Data excerpts

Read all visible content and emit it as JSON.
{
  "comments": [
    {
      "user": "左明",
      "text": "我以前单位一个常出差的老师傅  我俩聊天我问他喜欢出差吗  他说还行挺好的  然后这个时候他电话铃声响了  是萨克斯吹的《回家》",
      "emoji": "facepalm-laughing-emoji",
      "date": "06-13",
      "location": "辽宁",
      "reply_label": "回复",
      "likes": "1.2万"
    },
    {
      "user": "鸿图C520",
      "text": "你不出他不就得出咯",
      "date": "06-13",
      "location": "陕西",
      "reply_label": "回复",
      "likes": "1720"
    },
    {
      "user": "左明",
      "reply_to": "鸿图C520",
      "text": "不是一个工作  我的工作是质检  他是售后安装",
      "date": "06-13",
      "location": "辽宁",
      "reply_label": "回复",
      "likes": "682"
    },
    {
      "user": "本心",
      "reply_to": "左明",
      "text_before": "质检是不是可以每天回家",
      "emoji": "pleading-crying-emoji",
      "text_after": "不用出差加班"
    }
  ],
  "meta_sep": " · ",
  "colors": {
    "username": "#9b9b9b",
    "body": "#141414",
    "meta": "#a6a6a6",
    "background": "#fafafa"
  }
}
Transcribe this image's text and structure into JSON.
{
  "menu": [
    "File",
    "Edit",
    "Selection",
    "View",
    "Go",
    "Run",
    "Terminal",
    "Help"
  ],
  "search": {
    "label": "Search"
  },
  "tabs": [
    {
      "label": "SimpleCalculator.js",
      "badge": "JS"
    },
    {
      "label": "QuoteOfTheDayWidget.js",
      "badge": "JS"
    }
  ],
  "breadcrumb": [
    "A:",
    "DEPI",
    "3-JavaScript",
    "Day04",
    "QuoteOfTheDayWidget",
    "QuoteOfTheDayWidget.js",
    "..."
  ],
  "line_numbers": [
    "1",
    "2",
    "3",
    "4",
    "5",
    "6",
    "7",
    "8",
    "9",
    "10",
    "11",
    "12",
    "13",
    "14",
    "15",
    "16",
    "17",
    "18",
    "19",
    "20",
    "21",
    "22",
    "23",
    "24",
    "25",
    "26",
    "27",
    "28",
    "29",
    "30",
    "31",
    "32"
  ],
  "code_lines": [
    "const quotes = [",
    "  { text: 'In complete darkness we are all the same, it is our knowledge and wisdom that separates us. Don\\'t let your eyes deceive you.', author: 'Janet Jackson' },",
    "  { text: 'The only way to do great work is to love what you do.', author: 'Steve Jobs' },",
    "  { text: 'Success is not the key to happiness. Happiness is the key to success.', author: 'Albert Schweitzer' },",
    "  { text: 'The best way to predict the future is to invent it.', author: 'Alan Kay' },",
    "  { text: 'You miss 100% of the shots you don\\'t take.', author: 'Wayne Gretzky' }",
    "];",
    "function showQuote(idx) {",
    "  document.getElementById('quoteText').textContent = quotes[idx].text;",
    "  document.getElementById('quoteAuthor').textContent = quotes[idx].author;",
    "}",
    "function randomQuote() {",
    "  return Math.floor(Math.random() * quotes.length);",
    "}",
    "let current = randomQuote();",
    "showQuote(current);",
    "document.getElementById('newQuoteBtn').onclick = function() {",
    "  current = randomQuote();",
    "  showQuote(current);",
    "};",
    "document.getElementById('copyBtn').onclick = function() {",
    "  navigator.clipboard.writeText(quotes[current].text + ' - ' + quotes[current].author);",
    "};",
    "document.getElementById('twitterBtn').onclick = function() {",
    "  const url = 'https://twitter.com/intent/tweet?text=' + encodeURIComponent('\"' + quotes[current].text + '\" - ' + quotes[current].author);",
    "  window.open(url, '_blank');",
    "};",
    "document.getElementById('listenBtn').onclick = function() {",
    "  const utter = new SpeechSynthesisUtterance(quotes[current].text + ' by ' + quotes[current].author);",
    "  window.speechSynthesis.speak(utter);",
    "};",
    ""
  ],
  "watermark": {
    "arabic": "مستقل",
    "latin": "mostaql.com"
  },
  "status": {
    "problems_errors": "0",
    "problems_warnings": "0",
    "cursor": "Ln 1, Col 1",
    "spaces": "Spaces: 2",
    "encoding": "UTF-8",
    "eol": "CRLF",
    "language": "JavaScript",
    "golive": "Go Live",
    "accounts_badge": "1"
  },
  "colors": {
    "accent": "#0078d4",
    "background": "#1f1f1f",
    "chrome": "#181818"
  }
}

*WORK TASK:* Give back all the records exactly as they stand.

*RESPONSE TO THE EXERCISE:*
Read all visible content and emit it as JSON.
{
  "comments": [
    {
      "user": "左明",
      "text": "我以前单位一个常出差的老师傅  我俩聊天我问他喜欢出差吗  他说还行挺好的  然后这个时候他电话铃声响了  是萨克斯吹的《回家》",
      "emoji": "facepalm-laughing-emoji",
      "date": "06-13",
      "location": "辽宁",
      "reply_label": "回复",
      "likes": "1.2万"
    },
    {
      "user": "鸿图C520",
      "text": "你不出他不就得出咯",
      "date": "06-13",
      "location": "陕西",
      "reply_label": "回复",
      "likes": "1720"
    },
    {
      "user": "左明",
      "reply_to": "鸿图C520",
      "text": "不是一个工作  我的工作是质检  他是售后安装",
      "date": "06-13",
      "location": "辽宁",
      "reply_label": "回复",
      "likes": "682"
    },
    {
      "user": "本心",
      "reply_to": "左明",
      "text_before": "质检是不是可以每天回家",
      "emoji": "pleading-crying-emoji",
      "text_after": "不用出差加班"
    }
  ],
  "meta_sep": " · ",
  "colors": {
    "username": "#9b9b9b",
    "body": "#141414",
    "meta": "#a6a6a6",
    "background": "#fafafa"
  }
}
Transcribe this image's text and structure into JSON.
{
  "menu": [
    "File",
    "Edit",
    "Selection",
    "View",
    "Go",
    "Run",
    "Terminal",
    "Help"
  ],
  "search": {
    "label": "Search"
  },
  "tabs": [
    {
      "label": "SimpleCalculator.js",
      "badge": "JS"
    },
    {
      "label": "QuoteOfTheDayWidget.js",
      "badge": "JS"
    }
  ],
  "breadcrumb": [
    "A:",
    "DEPI",
    "3-JavaScript",
    "Day04",
    "QuoteOfTheDayWidget",
    "QuoteOfTheDayWidget.js",
    "..."
  ],
  "line_numbers": [
    "1",
    "2",
    "3",
    "4",
    "5",
    "6",
    "7",
    "8",
    "9",
    "10",
    "11",
    "12",
    "13",
    "14",
    "15",
    "16",
    "17",
    "18",
    "19",
    "20",
    "21",
    "22",
    "23",
    "24",
    "25",
    "26",
    "27",
    "28",
    "29",
    "30",
    "31",
    "32"
  ],
  "code_lines": [
    "const quotes = [",
    "  { text: 'In complete darkness we are all the same, it is our knowledge and wisdom that separates us. Don\\'t let your eyes deceive you.', author: 'Janet Jackson' },",
    "  { text: 'The only way to do great work is to love what you do.', author: 'Steve Jobs' },",
    "  { text: 'Success is not the key to happiness. Happiness is the key to success.', author: 'Albert Schweitzer' },",
    "  { text: 'The best way to predict the future is to invent it.', author: 'Alan Kay' },",
    "  { text: 'You miss 100% of the shots you don\\'t take.', author: 'Wayne Gretzky' }",
    "];",
    "function showQuote(idx) {",
    "  document.getElementById('quoteText').textContent = quotes[idx].text;",
    "  document.getElementById('quoteAuthor').textContent = quotes[idx].author;",
    "}",
    "function randomQuote() {",
    "  return Math.floor(Math.random() * quotes.length);",
    "}",
    "let current = randomQuote();",
    "showQuote(current);",
    "document.getElementById('newQuoteBtn').onclick = function() {",
    "  current = randomQuote();",
    "  showQuote(current);",
    "};",
    "document.getElementById('copyBtn').onclick = function() {",
    "  navigator.clipboard.writeText(quotes[current].text + ' - ' + quotes[current].author);",
    "};",
    "document.getElementById('twitterBtn').onclick = function() {",
    "  const url = 'https://twitter.com/intent/tweet?text=' + encodeURIComponent('\"' + quotes[current].text + '\" - ' + quotes[current].author);",
    "  window.open(url, '_blank');",
    "};",
    "document.getElementById('listenBtn').onclick = function() {",
    "  const utter = new SpeechSynthesisUtterance(quotes[current].text + ' by ' + quotes[current].author);",
    "  window.speechSynthesis.speak(utter);",
    "};",
    ""
  ],
  "watermark": {
    "arabic": "مستقل",
    "latin": "mostaql.com"
  },
  "status": {
    "problems_errors": "0",
    "problems_warnings": "0",
    "cursor": "Ln 1, Col 1",
    "spaces": "Spaces: 2",
    "encoding": "UTF-8",
    "eol": "CRLF",
    "language": "JavaScript",
    "golive": "Go Live",
    "accounts_badge": "1"
  },
  "colors": {
    "accent": "#0078d4",
    "background": "#1f1f1f",
    "chrome": "#181818"
  }
}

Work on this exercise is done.